Content starts

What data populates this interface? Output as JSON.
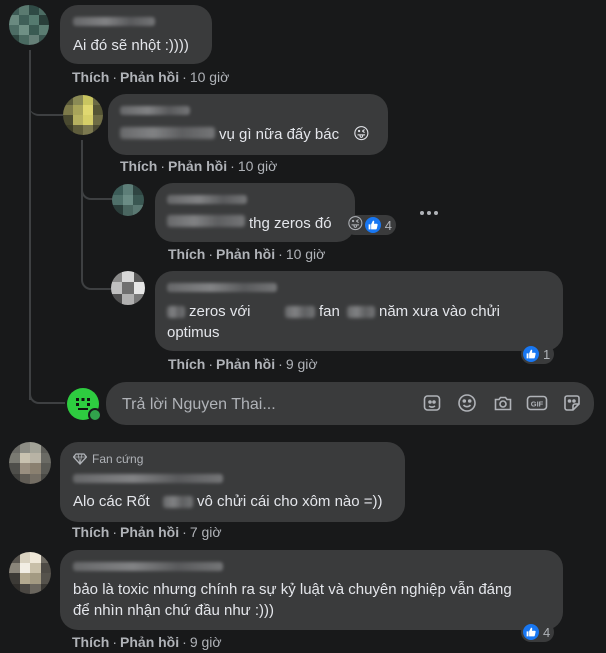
{
  "actions": {
    "like": "Thích",
    "reply": "Phản hồi",
    "sep": "·"
  },
  "comments": [
    {
      "text": "Ai đó sẽ nhột :))))",
      "time": "10 giờ"
    },
    {
      "text": "vụ gì nữa đấy bác",
      "emoji": "😜",
      "time": "10 giờ"
    },
    {
      "text": "thg zeros đó",
      "reaction_count": "4",
      "time": "10 giờ"
    },
    {
      "text_1": "zeros với",
      "text_2": "fan",
      "text_3": "năm xưa vào chửi",
      "text_line2": "optimus",
      "reaction_count": "1",
      "time": "9 giờ"
    },
    {
      "badge": "Fan cứng",
      "text_1": "Alo các Rốt",
      "text_2": "vô chửi cái cho xôm nào =))",
      "time": "7 giờ"
    },
    {
      "text_line1": "bảo là toxic nhưng chính ra sự kỷ luật và chuyên nghiệp vẫn đáng",
      "text_line2": "để nhìn nhận chứ đầu như :)))",
      "reaction_count": "4",
      "time": "9 giờ"
    }
  ],
  "reply_box": {
    "placeholder": "Trả lời Nguyen Thai..."
  },
  "icons": [
    "avatar-sticker-icon",
    "emoji-icon",
    "camera-icon",
    "gif-icon",
    "sticker-icon",
    "more-icon",
    "like-icon",
    "diamond-icon"
  ],
  "colors": {
    "background": "#18191a",
    "bubble": "#3a3b3c",
    "like_blue": "#1877f2",
    "avatar_green": "#2ecc40"
  }
}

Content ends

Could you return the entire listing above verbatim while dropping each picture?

What data populates this interface? Output as JSON.
{
  "actions": {
    "like": "Thích",
    "reply": "Phản hồi",
    "sep": "·"
  },
  "comments": [
    {
      "text": "Ai đó sẽ nhột :))))",
      "time": "10 giờ"
    },
    {
      "text": "vụ gì nữa đấy bác",
      "emoji": "😜",
      "time": "10 giờ"
    },
    {
      "text": "thg zeros đó",
      "reaction_count": "4",
      "time": "10 giờ"
    },
    {
      "text_1": "zeros với",
      "text_2": "fan",
      "text_3": "năm xưa vào chửi",
      "text_line2": "optimus",
      "reaction_count": "1",
      "time": "9 giờ"
    },
    {
      "badge": "Fan cứng",
      "text_1": "Alo các Rốt",
      "text_2": "vô chửi cái cho xôm nào =))",
      "time": "7 giờ"
    },
    {
      "text_line1": "bảo là toxic nhưng chính ra sự kỷ luật và chuyên nghiệp vẫn đáng",
      "text_line2": "để nhìn nhận chứ đầu như :)))",
      "reaction_count": "4",
      "time": "9 giờ"
    }
  ],
  "reply_box": {
    "placeholder": "Trả lời Nguyen Thai..."
  },
  "icons": [
    "avatar-sticker-icon",
    "emoji-icon",
    "camera-icon",
    "gif-icon",
    "sticker-icon",
    "more-icon",
    "like-icon",
    "diamond-icon"
  ],
  "colors": {
    "background": "#18191a",
    "bubble": "#3a3b3c",
    "like_blue": "#1877f2",
    "avatar_green": "#2ecc40"
  }
}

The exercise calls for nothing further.